I documented the play-by-play on my tumblr account, but here's my new piece at the Flashpoint Gallery titled, "Inscrutable Comic." There's an opening reception that coincides with Calder Brannock's Adventure Residency Program Headquarters, but it'll be up for a indefinitely, so do check it out if you're in town! Official information from the Flashpoint below:

Join us for the opening reception of Calder Brannock's "Adventure Residency Program Headquarters" Friday, March 23, 6-8pm.

Flashpoint Gallery will play home base for artist Calder Brannock’s "Adventure Residency Program Headquarters." The project builds upon Brannock’s earlier project, Camper Contemporary, a mobile art gallery fashioned from a vintage camper. Brannock will expand upon Camper Contemporary’s Adventure projects, organizing artists and audience members to take trips to produce artworks based on shared experiences. Visitors will be encouraged to borrow objects from the gallery in order to create self-guided personal adventures.

Calder Brannock: Adventure Residency Program Headquarters March 23 - April 27, 2012 Opening Reception: March 23, 6-8pm

Gallery Hours: Tuesday - Saturday 12-6pm or by appointment

Dana Maier, "Inscrutable Comic" Plus, be sure to check out Flashpoint alum Dana Maier's "Inscrutable Comic," a new wall drawing in our back hallway.

Review of Ami Martin Wilber: Gestation at the Flashpoint Gallery

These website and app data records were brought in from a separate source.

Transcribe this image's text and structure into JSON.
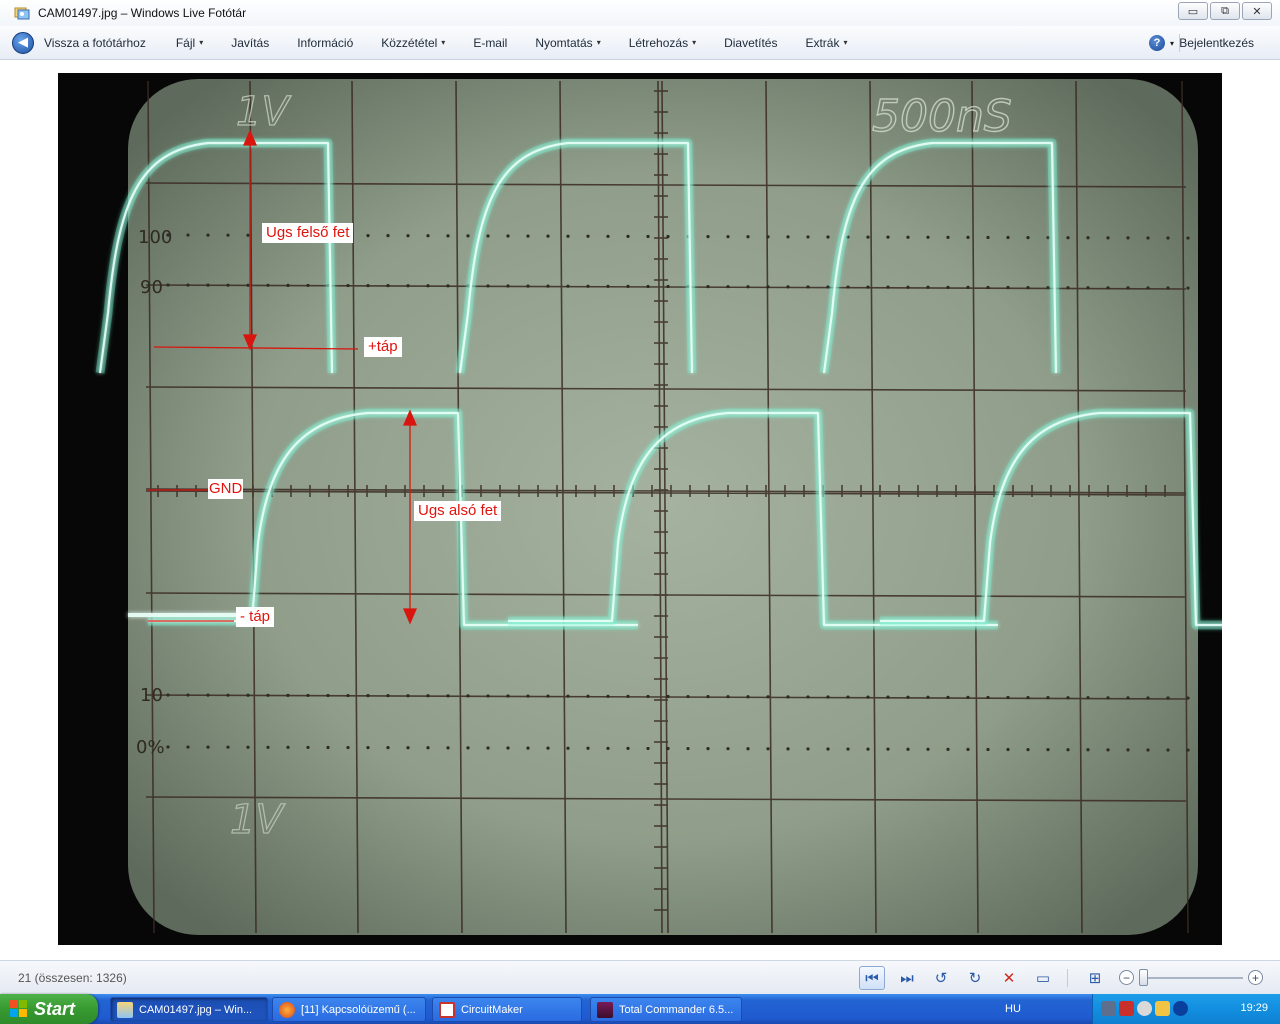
{
  "window": {
    "title": "CAM01497.jpg – Windows Live Fotótár",
    "controls": {
      "minimize": "▭",
      "restore": "⧉",
      "close": "✕"
    }
  },
  "menubar": {
    "back_label": "Vissza a fotótárhoz",
    "items": [
      {
        "label": "Fájl",
        "caret": "▾"
      },
      {
        "label": "Javítás",
        "caret": ""
      },
      {
        "label": "Információ",
        "caret": ""
      },
      {
        "label": "Közzététel",
        "caret": "▾"
      },
      {
        "label": "E-mail",
        "caret": ""
      },
      {
        "label": "Nyomtatás",
        "caret": "▾"
      },
      {
        "label": "Létrehozás",
        "caret": "▾"
      },
      {
        "label": "Diavetítés",
        "caret": ""
      },
      {
        "label": "Extrák",
        "caret": "▾"
      }
    ],
    "help_glyph": "?",
    "help_caret": "▾",
    "signin_label": "Bejelentkezés"
  },
  "photo": {
    "scope_labels": {
      "volts_top": "1V",
      "volts_bottom": "1V",
      "timebase": "500nS",
      "pct_100": "100",
      "pct_90": "90",
      "pct_10": "10",
      "pct_0": "0%"
    },
    "annotations": {
      "ugs_upper": "Ugs felső fet",
      "plus_supply": "+táp",
      "gnd": "GND",
      "ugs_lower": "Ugs alsó fet",
      "minus_supply": "- táp"
    }
  },
  "bottombar": {
    "counter": "21 (összesen: 1326)",
    "zoom_level": 0.0
  },
  "taskbar": {
    "start_label": "Start",
    "tasks": [
      {
        "label": "CAM01497.jpg – Win..."
      },
      {
        "label": "[11] Kapcsolóüzemű (..."
      },
      {
        "label": "CircuitMaker"
      },
      {
        "label": "Total Commander 6.5..."
      }
    ],
    "language": "HU",
    "clock": "19:29"
  },
  "colors": {
    "trace": "#66f2cf",
    "annotation_red": "#e0140e",
    "screen": "#8e9c88",
    "taskbar_blue": "#2364d3",
    "start_green": "#379a30"
  }
}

Ami Martin Wilber at Flashpoint DC - Photo by Brandon Webster Photography (Photo by Brandon Webster Photograph)

During a critique in a painting class in art school, I once suggested that if a classmate had changed an element or two in her still life there would be an implied narrative (the illustrator in me, of course, thought any sort of narrative was an improvement to all art).

"Yes, that's true," was my instructor's response. "But then it'd be your painting and not hers, wouldn't it?"

I've always remembered this exchange, which perfectly illustrated the fine line between critiquing a piece of art for being bad, and for criquing someone's work simply because you would have not done the same thing.

And it was how I felt when looking at Ami Martin Wilber's work at Flashpoint. I didn't have any critiques that would make her work better, per se--and the eggs she had fashioned out of alabaster were lovingly crafted--only critiques that all began with, "Well, if this were MY work, I would have done XYZ." Mostly, I wanted to see the idea of gestation explored as a process in which something turns into nothing, when very small things that no one can see turn become large and alive. Instead, there was no sense of process--there were white polished stone eggs placed carefully on the floor, but nothing that suggested that gestation has a beginning and an end. Rather, putting the eggs on the ground implied that gestation is something you happen to come across almost accidentally. A valid interpretation, but not one that I necessarily agree with.